Save product boxes until the rebate is paid. And track your rebates. A simple folder for the copies you made will do the job. Be prepared to write follow-up letters if necessary.

If your original rebate was rejected, send in copies or your original application with a polite letter demanding the rebate. Keep a copy of your letter in the "open rebate" folder.

You can also take your complaint to the manufacturer. Fulfillment centers are set up to handle (ignore?) customer complaints. The manufacturer may be more willing to help you. You can usually find their contact information by searching on the company name and "customer service department." Be polite but persistent.

If the company is unwilling to help, there are outside authorities you can call on. The Federal Trade Commission recommends that "if the rebate never arrives or arrives late, file a complaint with the Federal Trade Commission, the state Attorney General or the local Better Business Bureau." You can reach the FTC at 1-877-FTC-HELP or

Should rebates be a part of your frugal shopping toolbox? That's really up to you. Some shoppers enjoy the thrill of the game. Their letters demanding a rejected rebate be paid are literary works of art. Their quest for the elusive rebate check would please Indiana Jones.

But, if you're not the adventuresome type or very short of time, stick to sales and coupons. No rebate checks for you. But you just might keep your sanity!

Gary Foreman is a former purchasing manager who currently edits The Dollar website and newsletters.

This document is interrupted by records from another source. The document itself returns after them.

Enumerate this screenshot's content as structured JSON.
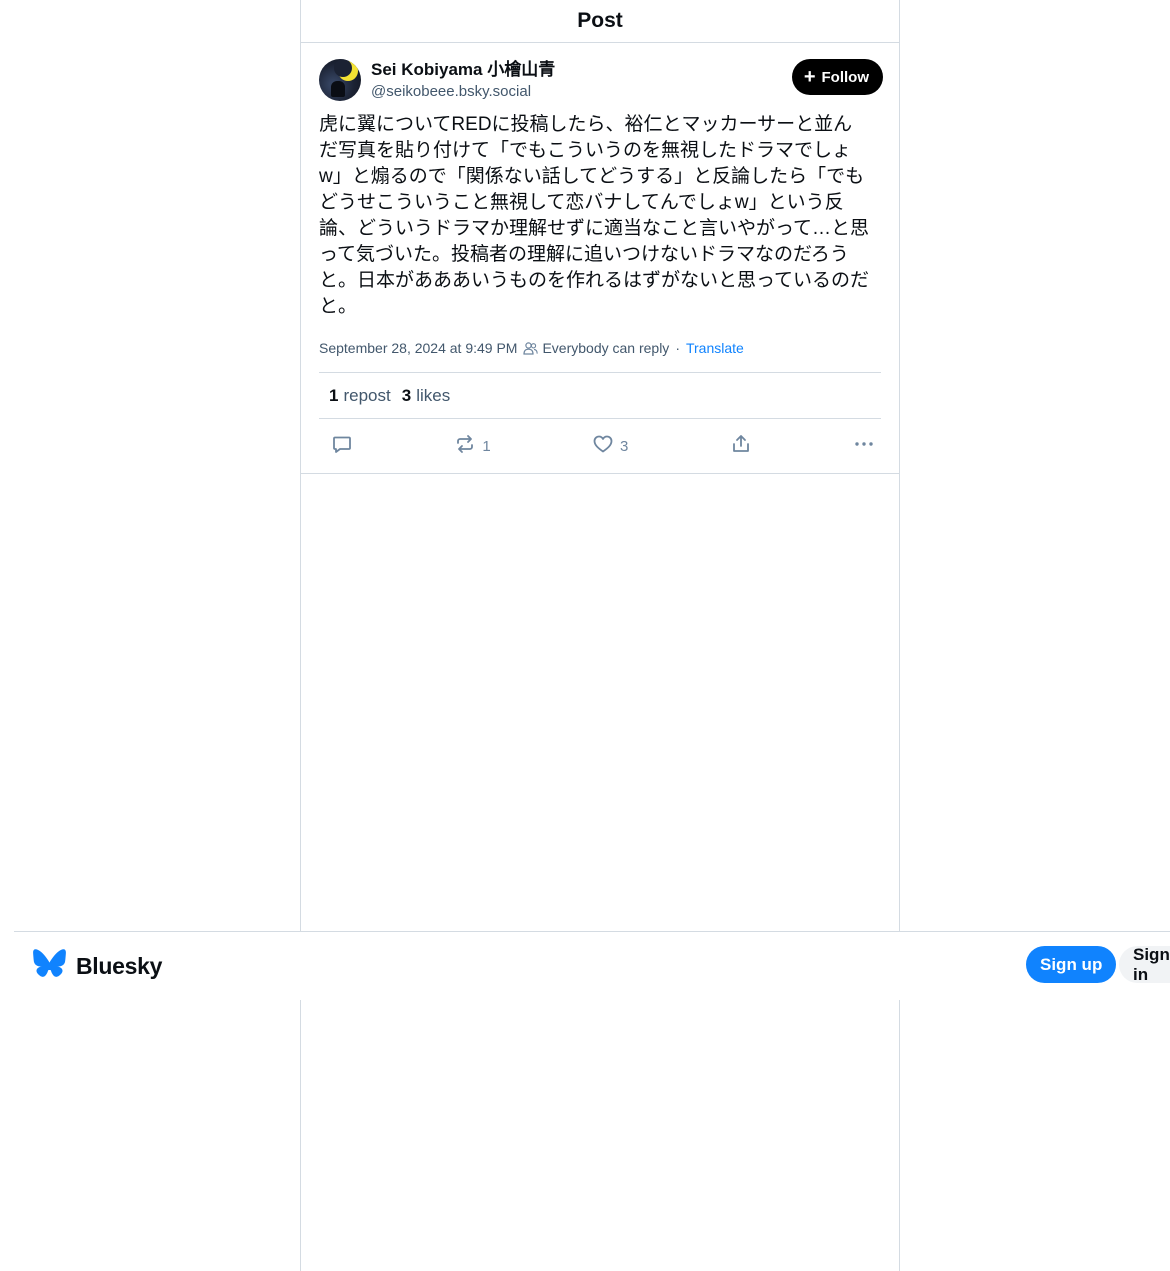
{
  "header": {
    "title": "Post"
  },
  "post": {
    "author": {
      "display_name": "Sei Kobiyama 小檜山青",
      "handle": "@seikobeee.bsky.social"
    },
    "follow_label": "Follow",
    "text": "虎に翼についてREDに投稿したら、裕仁とマッカーサーと並んだ写真を貼り付けて「でもこういうのを無視したドラマでしょw」と煽るので「関係ない話してどうする」と反論したら「でもどうせこういうこと無視して恋バナしてんでしょw」という反論、どういうドラマか理解せずに適当なこと言いやがって…と思って気づいた。投稿者の理解に追いつけないドラマなのだろうと。日本があああいうものを作れるはずがないと思っているのだと。",
    "timestamp": "September 28, 2024 at 9:49 PM",
    "reply_setting": "Everybody can reply",
    "separator": "·",
    "translate_label": "Translate",
    "stats": {
      "reposts_count": "1",
      "reposts_label": "repost",
      "likes_count": "3",
      "likes_label": "likes"
    },
    "actions": {
      "reply_icon": "reply-icon",
      "repost_icon": "repost-icon",
      "repost_count": "1",
      "like_icon": "heart-icon",
      "like_count": "3",
      "share_icon": "share-icon",
      "more_icon": "more-icon"
    }
  },
  "bottom_bar": {
    "brand_name": "Bluesky",
    "signup_label": "Sign up",
    "signin_label": "Sign in"
  },
  "colors": {
    "accent": "#1083fe",
    "border": "#d4dbe2",
    "muted_text": "#42576c",
    "icon_gray": "#6f869f"
  }
}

Each week thousands use The Dollar Stretcher to help them live better...for less. Visit today to see
how much farther your day and dollar will go!

Note from Lucy: Very rarely do I not get a rebate back. I follow the directions to the tee and I if I don't see a rebate soon, I call the number on the rebate form to find out the status. You have to follow the rebate form exactly as stated and send in all requested items. Good luck rebating!

Tuesday, November 06, 2007

Why do my cookies spread and become flat after they've been baked?

Cookies may spread for a variety of reasons. Make sure that the butter is not too soft before making the dough. Soften butter slightly for easier mixing by removing from refrigerator and letting stand 30 to 45 minutes at room temperature.

To soften butter quickly, cut into chunks and allow to it soften at room temperature about 15 minutes. If time is limited, place a stick of cold butter between sheets of waxed paper and hit it with a rolling pin on each side to soften butter. Be sure to cool cookie sheets between batches.

A hot cookie sheet can melt the butter before the cookie dough can set. There is no need to grease a cookie sheet unless the recipe indicates to do so. Greasing a cookie sheet when the recipe does not call for it can cause the cookies to spread too much and brown too quickly around the edges.

Before baking an entire batch, bake a test cookie to give a good indication of dough condition. If it spreads too much, the dough may be too soft.

Try refrigerating dough until well-chilled (1 to 2 hours). If the dough is still too soft, stir in 1 to 2 tablespoons of flour. I found this information from the Food Network webpage.

Note from Lucy: I am always trying to learn better ways to cook and this is good information. Last year I learned to let the cookies sit for at least one minute on the baking pan before moving to a cooling rack. With this new information I have learned not to let my butter sit out to soften for more than 45 minutes, I am guilty on that one. One more tip: Butter really does work better than margarine in baking.....